== Assignment ==
Print the records below exactly, with no pictures.

== Information shown ==
• • • •
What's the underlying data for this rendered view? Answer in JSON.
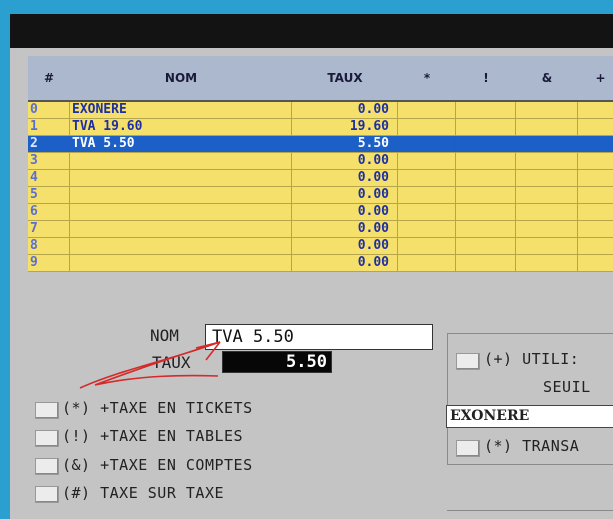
{
  "table": {
    "headers": [
      "#",
      "NOM",
      "TAUX",
      "*",
      "!",
      "&",
      "+"
    ],
    "rows": [
      {
        "num": "0",
        "nom": "EXONERE",
        "taux": "0.00",
        "selected": false
      },
      {
        "num": "1",
        "nom": "TVA 19.60",
        "taux": "19.60",
        "selected": false
      },
      {
        "num": "2",
        "nom": "TVA 5.50",
        "taux": "5.50",
        "selected": true
      },
      {
        "num": "3",
        "nom": "",
        "taux": "0.00",
        "selected": false
      },
      {
        "num": "4",
        "nom": "",
        "taux": "0.00",
        "selected": false
      },
      {
        "num": "5",
        "nom": "",
        "taux": "0.00",
        "selected": false
      },
      {
        "num": "6",
        "nom": "",
        "taux": "0.00",
        "selected": false
      },
      {
        "num": "7",
        "nom": "",
        "taux": "0.00",
        "selected": false
      },
      {
        "num": "8",
        "nom": "",
        "taux": "0.00",
        "selected": false
      },
      {
        "num": "9",
        "nom": "",
        "taux": "0.00",
        "selected": false
      }
    ]
  },
  "form": {
    "nom_label": "NOM",
    "nom_value": "TVA 5.50",
    "taux_label": "TAUX",
    "taux_value": "5.50",
    "checkboxes": [
      {
        "label": "(*) +TAXE EN TICKETS"
      },
      {
        "label": "(!) +TAXE EN TABLES"
      },
      {
        "label": "(&) +TAXE EN COMPTES"
      },
      {
        "label": "(#) TAXE SUR TAXE"
      }
    ],
    "right": {
      "util_label": "(+) UTILI:",
      "seuil_label": "SEUIL",
      "select_value": "EXONERE",
      "transa_label": "(*) TRANSA"
    }
  },
  "colors": {
    "row_bg": "#f4e06a",
    "selected_bg": "#1c5fc6",
    "header_bg": "#abb8cd",
    "text": "#1e2fa4"
  }
}
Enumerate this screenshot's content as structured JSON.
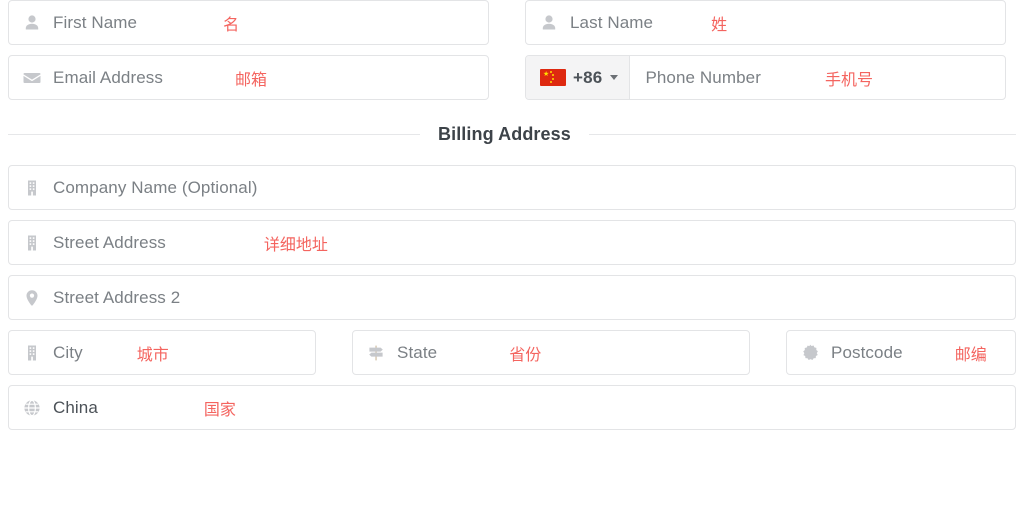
{
  "form": {
    "contact_row1": [
      {
        "icon": "person-icon",
        "placeholder": "First Name",
        "annotation": "名",
        "name": "first-name-field"
      },
      {
        "icon": "person-icon",
        "placeholder": "Last Name",
        "annotation": "姓",
        "name": "last-name-field"
      }
    ],
    "contact_row2": {
      "email": {
        "icon": "envelope-icon",
        "placeholder": "Email Address",
        "annotation": "邮箱",
        "name": "email-field"
      },
      "phone": {
        "icon": "china-flag-icon",
        "dial_code": "+86",
        "placeholder": "Phone Number",
        "annotation": "手机号",
        "name": "phone-number-field",
        "country": "China"
      }
    },
    "section_title": "Billing Address",
    "address_fields": [
      {
        "icon": "building-icon",
        "placeholder": "Company Name (Optional)",
        "annotation": "",
        "name": "company-name-field"
      },
      {
        "icon": "building-icon",
        "placeholder": "Street Address",
        "annotation": "详细地址",
        "name": "street-address-field"
      },
      {
        "icon": "map-pin-icon",
        "placeholder": "Street Address 2",
        "annotation": "",
        "name": "street-address-2-field"
      }
    ],
    "locality_row": [
      {
        "icon": "building-icon",
        "placeholder": "City",
        "annotation": "城市",
        "name": "city-field"
      },
      {
        "icon": "signpost-icon",
        "placeholder": "State",
        "annotation": "省份",
        "name": "state-field"
      },
      {
        "icon": "seal-icon",
        "placeholder": "Postcode",
        "annotation": "邮编",
        "name": "postcode-field"
      }
    ],
    "country_field": {
      "icon": "globe-icon",
      "value": "China",
      "annotation": "国家",
      "name": "country-select"
    }
  },
  "colors": {
    "annotation_red": "#f4645f",
    "placeholder_gray": "#7b8085",
    "value_dark": "#4c5258",
    "border": "#e3e4e6",
    "flag_red": "#de2910",
    "flag_yellow": "#ffde00"
  }
}
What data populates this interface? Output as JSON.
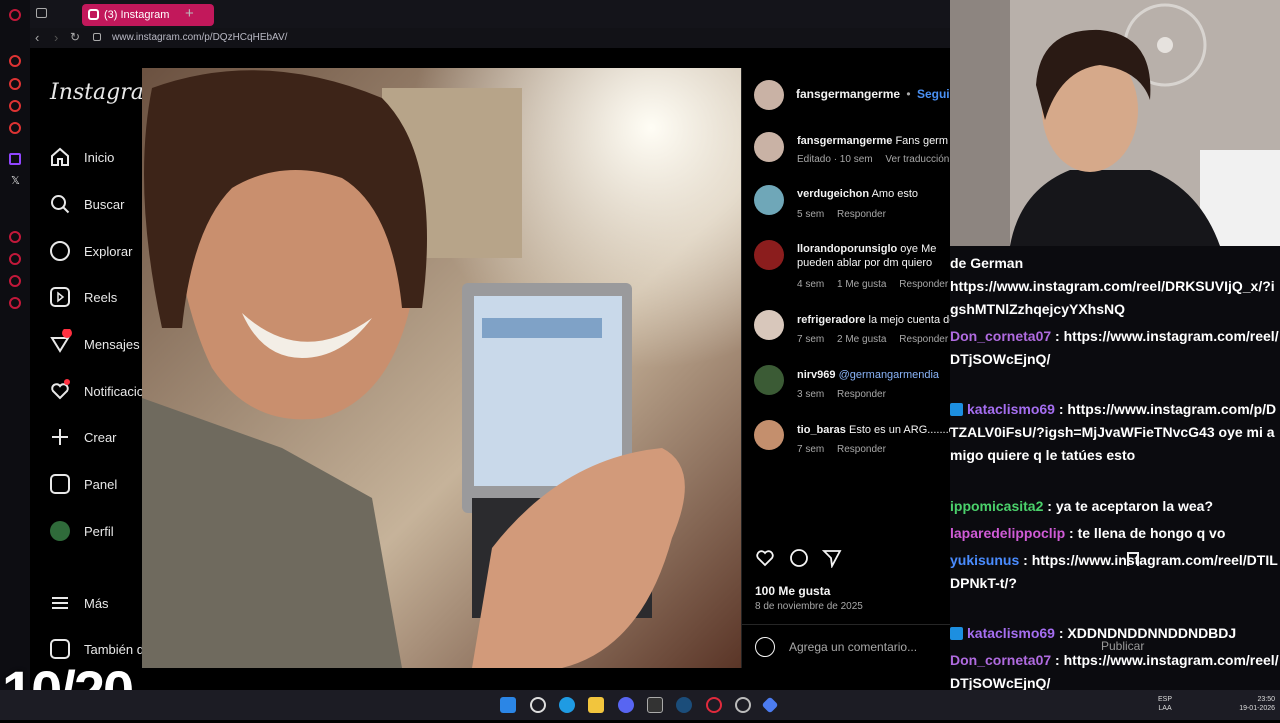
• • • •
== Problem solution ==
What's the underlying data for this rendered view? Answer in JSON.
{
  "table": {
    "headers": [
      "#",
      "NOM",
      "TAUX",
      "*",
      "!",
      "&",
      "+"
    ],
    "rows": [
      {
        "num": "0",
        "nom": "EXONERE",
        "taux": "0.00",
        "selected": false
      },
      {
        "num": "1",
        "nom": "TVA 19.60",
        "taux": "19.60",
        "selected": false
      },
      {
        "num": "2",
        "nom": "TVA 5.50",
        "taux": "5.50",
        "selected": true
      },
      {
        "num": "3",
        "nom": "",
        "taux": "0.00",
        "selected": false
      },
      {
        "num": "4",
        "nom": "",
        "taux": "0.00",
        "selected": false
      },
      {
        "num": "5",
        "nom": "",
        "taux": "0.00",
        "selected": false
      },
      {
        "num": "6",
        "nom": "",
        "taux": "0.00",
        "selected": false
      },
      {
        "num": "7",
        "nom": "",
        "taux": "0.00",
        "selected": false
      },
      {
        "num": "8",
        "nom": "",
        "taux": "0.00",
        "selected": false
      },
      {
        "num": "9",
        "nom": "",
        "taux": "0.00",
        "selected": false
      }
    ]
  },
  "form": {
    "nom_label": "NOM",
    "nom_value": "TVA 5.50",
    "taux_label": "TAUX",
    "taux_value": "5.50",
    "checkboxes": [
      {
        "label": "(*) +TAXE EN TICKETS"
      },
      {
        "label": "(!) +TAXE EN TABLES"
      },
      {
        "label": "(&) +TAXE EN COMPTES"
      },
      {
        "label": "(#) TAXE SUR TAXE"
      }
    ],
    "right": {
      "util_label": "(+) UTILI:",
      "seuil_label": "SEUIL",
      "select_value": "EXONERE",
      "transa_label": "(*) TRANSA"
    }
  },
  "colors": {
    "row_bg": "#f4e06a",
    "selected_bg": "#1c5fc6",
    "header_bg": "#abb8cd",
    "text": "#1e2fa4"
  }
}
Enumerate this screenshot's content as structured JSON.
{
  "form": {
    "contact_row1": [
      {
        "icon": "person-icon",
        "placeholder": "First Name",
        "annotation": "名",
        "name": "first-name-field"
      },
      {
        "icon": "person-icon",
        "placeholder": "Last Name",
        "annotation": "姓",
        "name": "last-name-field"
      }
    ],
    "contact_row2": {
      "email": {
        "icon": "envelope-icon",
        "placeholder": "Email Address",
        "annotation": "邮箱",
        "name": "email-field"
      },
      "phone": {
        "icon": "china-flag-icon",
        "dial_code": "+86",
        "placeholder": "Phone Number",
        "annotation": "手机号",
        "name": "phone-number-field",
        "country": "China"
      }
    },
    "section_title": "Billing Address",
    "address_fields": [
      {
        "icon": "building-icon",
        "placeholder": "Company Name (Optional)",
        "annotation": "",
        "name": "company-name-field"
      },
      {
        "icon": "building-icon",
        "placeholder": "Street Address",
        "annotation": "详细地址",
        "name": "street-address-field"
      },
      {
        "icon": "map-pin-icon",
        "placeholder": "Street Address 2",
        "annotation": "",
        "name": "street-address-2-field"
      }
    ],
    "locality_row": [
      {
        "icon": "building-icon",
        "placeholder": "City",
        "annotation": "城市",
        "name": "city-field"
      },
      {
        "icon": "signpost-icon",
        "placeholder": "State",
        "annotation": "省份",
        "name": "state-field"
      },
      {
        "icon": "seal-icon",
        "placeholder": "Postcode",
        "annotation": "邮编",
        "name": "postcode-field"
      }
    ],
    "country_field": {
      "icon": "globe-icon",
      "value": "China",
      "annotation": "国家",
      "name": "country-select"
    }
  },
  "colors": {
    "annotation_red": "#f4645f",
    "placeholder_gray": "#7b8085",
    "value_dark": "#4c5258",
    "border": "#e3e4e6",
    "flag_red": "#de2910",
    "flag_yellow": "#ffde00"
  }
}
What data populates this interface? Output as JSON.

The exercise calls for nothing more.